(Activity) Please go line by line through the material and copy each one containing the word "true".

(Data extract)
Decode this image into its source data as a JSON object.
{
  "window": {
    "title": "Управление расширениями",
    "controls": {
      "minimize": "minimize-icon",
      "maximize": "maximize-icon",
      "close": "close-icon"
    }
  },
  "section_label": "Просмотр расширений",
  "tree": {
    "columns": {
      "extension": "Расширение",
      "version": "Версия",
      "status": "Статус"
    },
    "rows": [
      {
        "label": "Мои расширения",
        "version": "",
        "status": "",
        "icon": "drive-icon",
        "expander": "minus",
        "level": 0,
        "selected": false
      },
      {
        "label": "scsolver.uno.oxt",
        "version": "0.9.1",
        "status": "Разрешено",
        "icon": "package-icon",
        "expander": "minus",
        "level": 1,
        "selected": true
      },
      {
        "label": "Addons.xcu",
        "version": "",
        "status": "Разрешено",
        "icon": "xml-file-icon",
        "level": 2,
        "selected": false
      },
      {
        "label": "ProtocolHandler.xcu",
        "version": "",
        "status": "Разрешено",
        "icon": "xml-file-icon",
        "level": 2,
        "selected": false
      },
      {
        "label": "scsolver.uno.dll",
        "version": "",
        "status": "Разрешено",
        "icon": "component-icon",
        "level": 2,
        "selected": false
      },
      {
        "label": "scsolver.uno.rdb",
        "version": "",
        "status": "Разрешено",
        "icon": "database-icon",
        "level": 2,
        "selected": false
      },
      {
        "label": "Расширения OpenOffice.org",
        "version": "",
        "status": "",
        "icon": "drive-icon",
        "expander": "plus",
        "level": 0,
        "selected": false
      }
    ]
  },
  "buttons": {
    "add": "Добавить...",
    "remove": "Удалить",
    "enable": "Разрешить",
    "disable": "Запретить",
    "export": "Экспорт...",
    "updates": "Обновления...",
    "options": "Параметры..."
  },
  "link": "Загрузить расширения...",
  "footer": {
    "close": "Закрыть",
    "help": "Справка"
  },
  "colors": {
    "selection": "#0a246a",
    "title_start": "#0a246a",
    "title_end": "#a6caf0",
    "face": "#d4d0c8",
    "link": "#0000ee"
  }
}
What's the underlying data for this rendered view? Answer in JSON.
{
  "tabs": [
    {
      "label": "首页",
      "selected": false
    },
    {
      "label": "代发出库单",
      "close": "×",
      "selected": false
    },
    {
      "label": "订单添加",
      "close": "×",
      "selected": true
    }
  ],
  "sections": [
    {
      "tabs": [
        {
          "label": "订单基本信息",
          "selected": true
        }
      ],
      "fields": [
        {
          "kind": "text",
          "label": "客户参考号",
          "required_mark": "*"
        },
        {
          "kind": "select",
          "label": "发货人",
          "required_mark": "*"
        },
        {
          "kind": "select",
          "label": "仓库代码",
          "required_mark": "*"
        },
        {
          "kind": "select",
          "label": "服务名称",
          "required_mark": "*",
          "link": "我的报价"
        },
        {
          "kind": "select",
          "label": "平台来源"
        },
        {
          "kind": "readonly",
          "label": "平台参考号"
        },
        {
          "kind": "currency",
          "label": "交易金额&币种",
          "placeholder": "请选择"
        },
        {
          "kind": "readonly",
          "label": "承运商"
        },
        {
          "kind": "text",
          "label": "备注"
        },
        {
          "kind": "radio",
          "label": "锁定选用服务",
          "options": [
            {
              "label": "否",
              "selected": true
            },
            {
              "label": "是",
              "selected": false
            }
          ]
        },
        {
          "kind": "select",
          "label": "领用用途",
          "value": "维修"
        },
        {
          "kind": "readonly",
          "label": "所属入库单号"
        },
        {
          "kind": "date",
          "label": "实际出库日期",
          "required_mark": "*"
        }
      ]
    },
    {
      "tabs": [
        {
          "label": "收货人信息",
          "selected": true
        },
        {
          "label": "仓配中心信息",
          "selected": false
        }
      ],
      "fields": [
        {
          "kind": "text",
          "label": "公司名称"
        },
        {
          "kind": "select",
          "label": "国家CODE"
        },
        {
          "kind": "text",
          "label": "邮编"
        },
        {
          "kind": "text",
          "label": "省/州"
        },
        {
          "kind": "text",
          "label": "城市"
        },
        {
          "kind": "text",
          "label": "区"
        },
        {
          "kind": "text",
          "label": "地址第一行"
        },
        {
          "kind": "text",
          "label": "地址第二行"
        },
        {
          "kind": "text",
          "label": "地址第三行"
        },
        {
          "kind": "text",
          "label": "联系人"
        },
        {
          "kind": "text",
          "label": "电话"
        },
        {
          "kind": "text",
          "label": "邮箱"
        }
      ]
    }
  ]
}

(Result below)
        "selected": true
      "selected": true
          "selected": true
              "selected": true
          "selected": true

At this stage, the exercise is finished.